Nepalese parties deadlocked over govt formation



Kathmandu: Nepal's major parties on Saturday stepped up consultations in a bid to form a national government, but failed to find a consensus to meet a July 7 presidential deadline so as end the constitutional crisis created by the resignation of the Prime Minister.

Main opposition Unified CPN-Maoist, the largest party in the 601-member Constituent Assembly with nearly 40 percent seats, today held talks with the Nepali Congress party over the leadership of a national government.

Senior leaders in the Nepali Congress, the second largest party in the House, have staked its claim to lead a new government.

Ram Chandra Poudel, the Nepali Congress vice president expressed the hope that they would make headway by July 7, the deadlined set by President Ram Baran Yadav for the political parties to suggest a name for post of the Prime Minister.

"We urged the Maoists to implement the first point of the three-point deal struck on May 28 at the earliest after the Prime Minister’s resignation," he was quoted as saying by the Himalayan Times online today.

Narayankaji Shrestha, the Maoist vice chairman, said the discussion centred on the peace process and drafting of a new constitution.

Nepali Congress acting president Sushil Koirala, Maoists chairman Prachanda and his deputy leader Baburam Bhattarai took part in the crucial meeting.

The Maoists party and the CPN-UML, which is heading the caretaker governemnt, held talks to form a new coalition, but failed to make any headway as both the parties claimed leadership of a future coalition.

"As the Maoists are the largest party....the new government formed under the Maoist leadership would be a true national consensus government, Bhattarai said.

The Maoist party has set up a three-member committee led by party supremo Prachanda to form a national consensus government under its leadership.

Political parties have been given a July 7 deadline by the President to recommend the name of a new Prime Minister following the resignation of Prime Minister Madhav Kumar Nepal on June 30.

Nepal tendered his resignation after 13 months of intense pressure from the Maoists to step down.

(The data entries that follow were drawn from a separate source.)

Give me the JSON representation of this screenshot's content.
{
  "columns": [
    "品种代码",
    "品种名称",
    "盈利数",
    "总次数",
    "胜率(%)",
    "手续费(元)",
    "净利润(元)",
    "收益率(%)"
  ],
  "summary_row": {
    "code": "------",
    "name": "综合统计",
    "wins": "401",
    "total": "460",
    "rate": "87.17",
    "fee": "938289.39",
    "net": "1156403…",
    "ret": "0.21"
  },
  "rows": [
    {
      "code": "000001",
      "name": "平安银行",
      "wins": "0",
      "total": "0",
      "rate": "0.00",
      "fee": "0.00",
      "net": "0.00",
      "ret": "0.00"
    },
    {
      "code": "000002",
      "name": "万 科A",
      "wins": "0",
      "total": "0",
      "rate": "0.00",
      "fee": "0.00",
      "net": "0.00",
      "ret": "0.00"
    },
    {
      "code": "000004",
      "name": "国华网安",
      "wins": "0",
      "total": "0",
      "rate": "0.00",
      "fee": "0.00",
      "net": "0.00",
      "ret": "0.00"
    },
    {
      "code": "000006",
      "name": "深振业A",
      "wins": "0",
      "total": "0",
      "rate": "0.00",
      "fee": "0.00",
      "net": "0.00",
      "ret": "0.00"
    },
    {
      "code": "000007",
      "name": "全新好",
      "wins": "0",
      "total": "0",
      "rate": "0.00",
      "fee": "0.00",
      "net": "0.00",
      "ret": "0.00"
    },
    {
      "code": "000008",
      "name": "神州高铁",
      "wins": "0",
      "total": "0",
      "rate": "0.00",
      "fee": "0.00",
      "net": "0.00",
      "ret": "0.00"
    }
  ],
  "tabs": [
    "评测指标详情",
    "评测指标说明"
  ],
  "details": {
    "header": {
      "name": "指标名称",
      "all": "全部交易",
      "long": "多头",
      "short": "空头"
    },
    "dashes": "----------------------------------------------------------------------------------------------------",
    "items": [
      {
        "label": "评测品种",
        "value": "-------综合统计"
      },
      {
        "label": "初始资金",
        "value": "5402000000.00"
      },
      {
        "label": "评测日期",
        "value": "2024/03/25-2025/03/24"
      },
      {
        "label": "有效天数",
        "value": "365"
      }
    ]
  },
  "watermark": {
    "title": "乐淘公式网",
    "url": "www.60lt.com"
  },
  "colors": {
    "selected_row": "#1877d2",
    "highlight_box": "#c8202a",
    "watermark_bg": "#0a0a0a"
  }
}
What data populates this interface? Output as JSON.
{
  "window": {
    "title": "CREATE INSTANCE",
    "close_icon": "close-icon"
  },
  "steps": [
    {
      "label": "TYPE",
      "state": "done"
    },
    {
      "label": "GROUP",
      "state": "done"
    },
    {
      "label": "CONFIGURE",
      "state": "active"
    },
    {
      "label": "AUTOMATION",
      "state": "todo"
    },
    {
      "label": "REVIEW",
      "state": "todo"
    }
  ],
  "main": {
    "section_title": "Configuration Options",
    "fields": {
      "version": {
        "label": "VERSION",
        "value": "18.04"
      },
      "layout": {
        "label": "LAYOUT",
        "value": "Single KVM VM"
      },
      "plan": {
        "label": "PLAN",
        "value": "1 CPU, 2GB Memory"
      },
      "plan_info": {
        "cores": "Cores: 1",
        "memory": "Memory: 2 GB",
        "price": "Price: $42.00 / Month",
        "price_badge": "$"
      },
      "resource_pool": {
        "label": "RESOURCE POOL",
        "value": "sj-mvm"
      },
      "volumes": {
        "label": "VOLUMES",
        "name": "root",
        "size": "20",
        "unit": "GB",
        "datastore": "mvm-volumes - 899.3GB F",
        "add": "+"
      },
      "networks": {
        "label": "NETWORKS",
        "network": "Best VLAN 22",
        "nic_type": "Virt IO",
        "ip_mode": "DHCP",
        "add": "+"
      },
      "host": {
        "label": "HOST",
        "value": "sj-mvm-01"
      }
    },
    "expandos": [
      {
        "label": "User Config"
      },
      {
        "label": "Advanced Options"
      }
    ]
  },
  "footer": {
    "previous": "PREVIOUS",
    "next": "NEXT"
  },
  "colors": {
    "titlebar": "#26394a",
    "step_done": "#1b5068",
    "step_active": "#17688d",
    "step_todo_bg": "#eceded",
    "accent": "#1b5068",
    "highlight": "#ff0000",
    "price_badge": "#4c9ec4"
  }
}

It had announced its decision to block the budget session of the Parliament scheduled to be held on July 5 if he did not quit.

The Maoists, who ended their decade-long civil war in 2006, is under pressure from Nepali Congress and CPN-UML to dissolve the paramilitary organisation of its youth wing, the Young Communist League, return seized property and to finalise the numbers and the timeframe for the integration of its former combatants with the security forces before forming a new government.

PTI